United Airlines to Pay Over $1 Million to Settle EEOC Lawsuit

Settling a high-profile federal disability lawsuit brought by the U.S. Equal Employment Opportunity Commission (EEOC), United Airlines Inc. has agreed to pay just over $1 million as well as to enact broad changes to company disability accommodation policy. The EEOC filed the suit in 2009, alleging that United Airlines' competitive transfer policy for disabled employees violated the Americans with Disabilities Act (ADA). Rather than making reasonable accommodations for disabled employees as the ADA requires, the airline forced their disabled employees to compete for limited vacant positions that their disabilities did not interfere with. As a result, some qualified employees with disabilities were denied continued employment with United. In addition to the monetary settlement, paid to a handful of disabled former United employees, the airline agreed to end the competitive transfer policy.  "I am pleased this major decision also served as a springboard for the strong monetary and non-monetary remedies in today's resolution," said EEOC General Counsel David Lopez. To read more, visit

When 'Reasonable Accommodation' Isn't

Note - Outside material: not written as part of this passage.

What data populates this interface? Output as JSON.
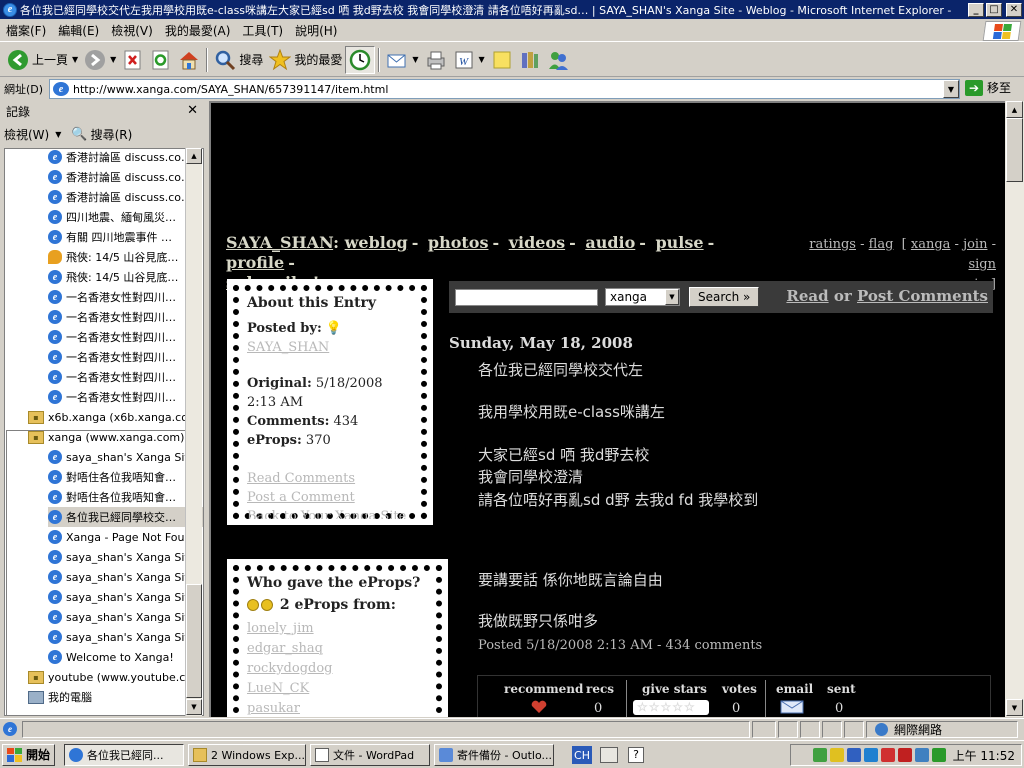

According to FBI statistics, 76 police officers were killed and 49,851 were the victims of line-of-duty assaults in 2013.  In addition to the danger that comes with the job, the Americans with Disabilities Act (ADA) adds another layer of challenges for law enforcement agencies.  Under the ADA, police departments and officers are legally liable if they violate the law's mandate to provide reasonable accommodation to disabled persons who are detained or taken into custody.  This term the Supreme Court took up the matter of City and County of San Francisco v Sheehan, which raised the question whether Title II of the ADA requires law enforcement officers to provide reasonable accommodation to armed and violent mentally ill individuals.  The court sidestepped ruling on the issue and in doing so, missed an opportunity to help law enforcement agencies and personnel avoid the legal minefield created by the ADA. Read more at:

Opportunities for You!

ADA Anniversary Update: 25 Years Later

Tuesday, July 21, 2015
2:00 P.M. to 3:30 P.M. EST

Sponsored By: National Network of ADA Centers; Coordinated by the Great Lakes ADA Center

Mark the 25th Anniversary of the ADA by joining this audio conference as we listen to representatives of the EEOC and DOJ present an update on their litigation, technical assistance and enforcement efforts over the past year. Participants will have an opportunity to pose questions to the presenters regarding issues in their own workplace or community. Registration is free but you must be registered no later than July 20th 2015 to participate.  Sessions are 90 minutes in length starting at 2:00pm Eastern/1:00pm Central/12:00pm Mountain/11:00am Pacific unless otherwise noted. Sessions are offered free of charge. All sessions are closed captioned via the webinar platform.

Continuing Education Recognition available: Certificate of Attendance (Free); Commission on Rehabilitation Counselor Certification (CRCC) (1.5 Contact Hours).

For further information you can contact the Great Lakes ADA Center,
Phone: 877-232-1990 (toll free) or 312-413-1407 (0)

Special Spotlight:  

Does Your Website or Mobile App Discriminate?

As websites and mobile applications have grown in popularity, disability lawsuits filed against businesses with "non-accessible" websites and mobile applications have become more common. The Americans with Disabilities Act (ADA) requires that physical places of "public accommodation" such as businesses be made accessible to people with disabilities. Although the Department of Justice (DOJ) has yet to clarify how the ADA applies to virtual spaces, it has suggested that businesses whose websites comply with World Wide Web Consortium's Web Content Accessibility Guidelines 2.0 (WCAG) should be safe from legal penalties. Read more, at: